X remarked how well we all looked: retirement must be good for us, and he really must try it some time. I said, ‘What a good idea’ and hoped afterwards that I had not sounded too enthusiastic. But it is really high time that he did – he’s sixty-nine, and so conservative that John Bull would look liberal pink by comparison – and by and large he’s about 80% responsible for whatever failings in morale there are among the staff locally.

You said you thought I might be too young to see the hang-ups, I can see the hang-ups and aren’t blind to them but if a person grows up looking at what they might be getting out of life had they done something else they wouldn’t enjoy the decisions they have made.
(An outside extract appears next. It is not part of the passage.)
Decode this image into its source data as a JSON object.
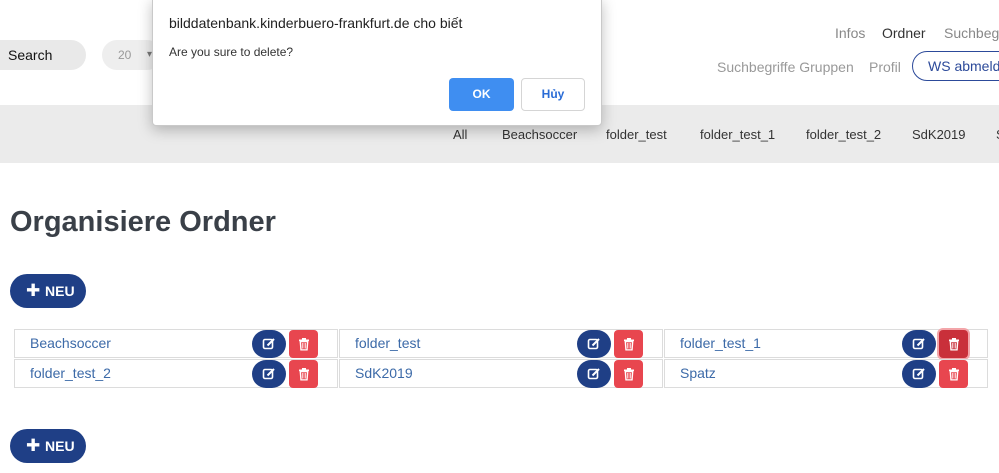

Anything works if you try. If only you could be here to see… you’d understand. I am young but am really quite grown up too and I like to look at things in a positive sense ‘cos if I always think negative I’ll be a negative person when I’m older.

I proposed an amendment which supported the declared intention to help poor people … I wasn’t allowed to get away with ‘poor people’ – it was variously described as Dickensian, patronising, etc. and ‘lower income groups’ wormed their way in instead.

That reminds me of a decorator that was here just before we moved in. He was meant to re-varnish the windows which were heavily water stained and badly neglected; so what does he suggest? ‘You’re wasting your money on these windows – you’ll never make them look good. Why not re-paint the kitchen instead?’

In the course of the day I managed to drop my old glasses, and broke the frame, which was convenient in that it saved any question of trying to use the frame again (which I did the last time I had a change of prescription). The nice young optometrist looked at it and said it had been a nice frame once – all the rage about the time he was starting work twenty years ago.

the frig

Men are wonderful inventions – X gaily went off leaving the refrigerator full of an odd chunk of bread and a bit of cheese and various jugs of orange and milk – I suppose he hoped Y would deal with it, or perhaps he imagined it would keep for a month. The house seems to be having the clean-up that can’t be managed when he is there, and the sheds have lost a lot of treasures by my unkindly hand. 16 old tobacco tins for storing hypothetical screws and nails went quite firmly… I hope he doesn’t notice that a pair of waders that had rotted over the bunion spots have gone from the shed as I am sure they were very treasured but weren’t ever used judging by the spiders and cobwebs surrounding them.

Second childishness & mere oblivion

“This place is much like an open prison – full of dotty confused people – luckily I get taken out quite a lot. Nearly all the carers and nurses here are nice and just one or two sadists.”

the volunteer choir visits the care home at Christmas
carol singing at the care home

“… the carol singers form only at Christmas and go to various elderly people’s homes in the fortnight before Christmas. This has been rewarding and depressing. Today we went to a dementia wing, to entertain the residents. Half of our audience appeared to be asleep, but the other half really seemed to enjoy it, and were quite attentive. I hope they did, as it must be very boring for them many days.”

“…heard from X today and we are rather glad to hear that he plans to give up the estate – although it is lovely and proved an immense interest for him I do think perhaps it will shortly be a bit much – if he is getting as old as we are as quickly, if you see what I mean!”

“I nearly settled on a Help the Aged flat at X but fortunately they had all gone by the time I got around to writing, as I then began to feel better and couldn’t imagine why I wanted nothing at all to do and a warden to summon when in extremis!”

“Everything seems to happen! I am now in X Nursing Home… Forgive me for not writing – all happened so quickly – I will get in touch – please don’t forget me.”